“When I look out my window, I can see across to the opposite way, to expose everything.”
Mexican side of the border,” says Margarita Cabrera Her process also works from the outside in:
from her home in El Paso, Texas. Born in Mexico, she she takes extensive measurements and makes
and her family immigrated to the United States when comprehensive drawings of each blender and coffee
she was a child. The two cultures are certainly inspir- machine, bicycle and backpack, before creating her
ing, but the primary influence for Cabrera’s fanciful, own version in vinyl. As a result, Cabrera has effec-soft sculptures lies right outside her window. tively invented her own method of pattern making.
After moving to El Paso from New York, where she Perhaps most ambitious — and certainly most
was studying art, Cabrera became interested in the dramatic — is a silver Hummer, made to scale and
lives of men and women toiling in factories along constructed from vinyl using her meticulous process.
the U.S.-Mexico border. Though it’s difficult to gain Each button and switch, door handle and window-entry to these establishments, she managed to visit pane is included. Even the interior structure is
one. Her experience inspired a series of sculptures mirrored in layers and layers of sewn vinyl.
based on objects produced in the factory. Most of Cabrera chose this emblem of power and aggres-these are commonly used machines; Cabrera wanted sion because many of the Hummer’s parts are made
to highlight the contributions of immigrant workers in Mexico, and because she sees these vehicles
to familiar conveniences of everyday American life. patrolling the border each day. The size of the project
She handcrafts each object from vinyl, using let her hire an assistant; Cabrera happily found Laura
industrial sewing machines and sometimes a needle Vera, an unemployed factory worker, who continues
and thread. “Vinyl is a substitute for something bet- to work in the studio today. —Annie Buckley
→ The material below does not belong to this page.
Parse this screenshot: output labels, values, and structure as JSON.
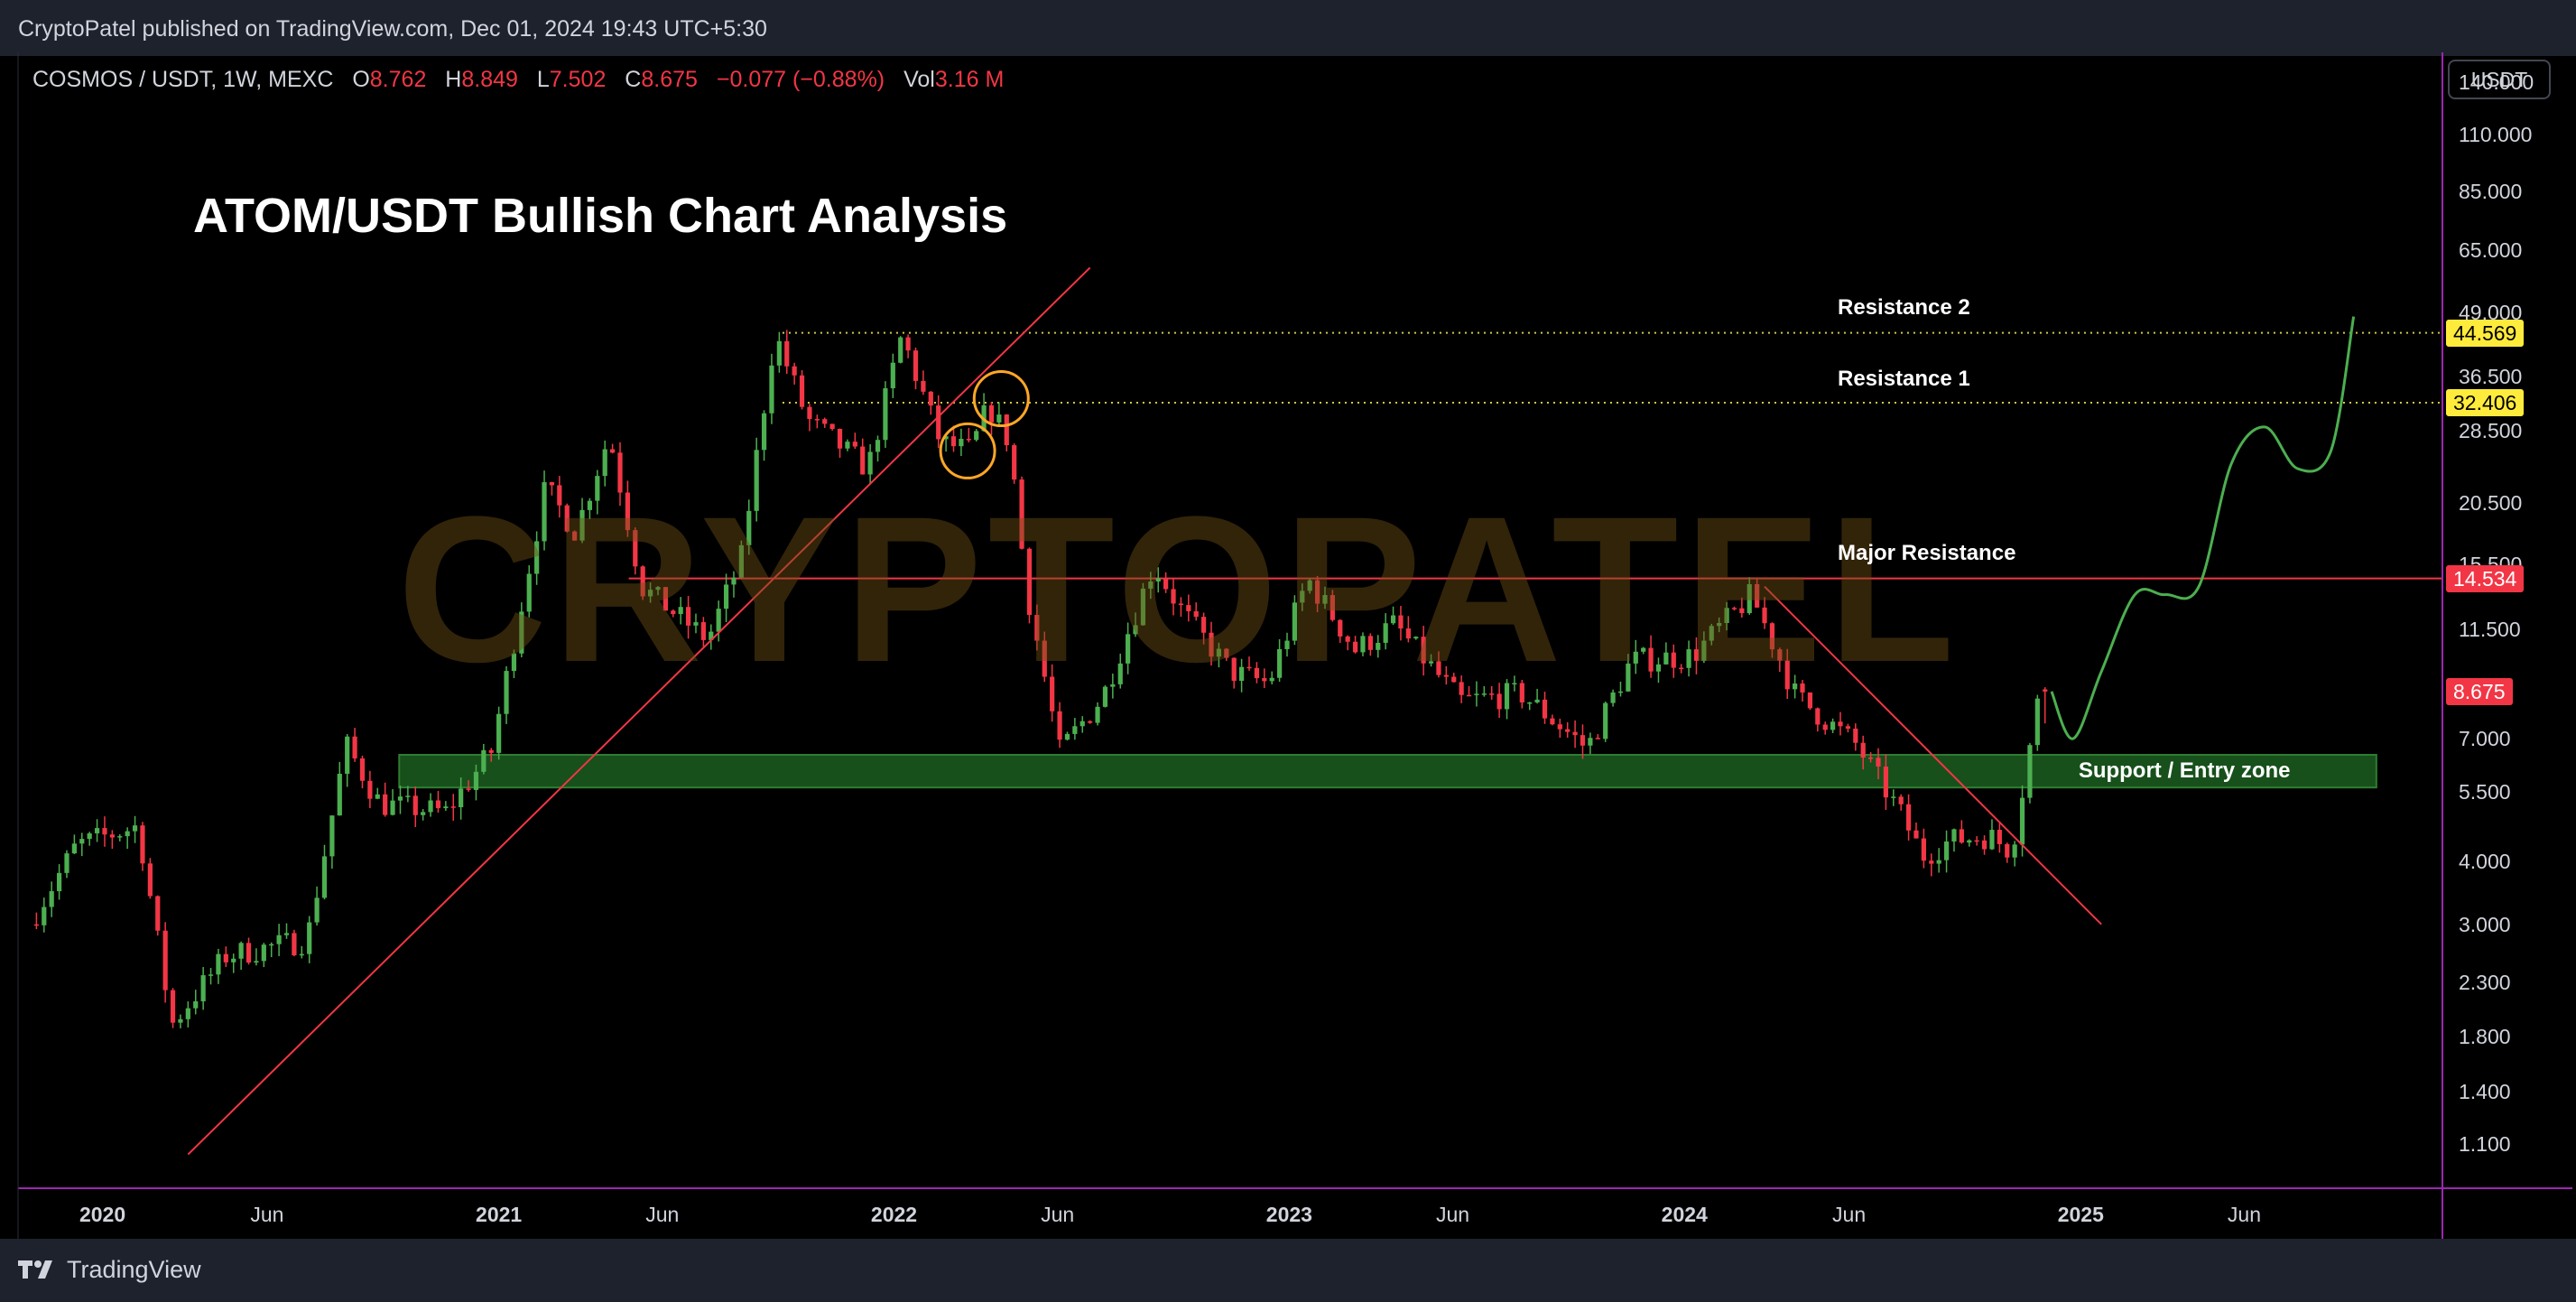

ter,” Cabrera explains, “but it’s cheap and it’s often
used to cover surfaces. I wanted to use it in the
Photograph courtesy of Walter Maciel Gallery, Los Angeles
>> More of Cabrera’s Work: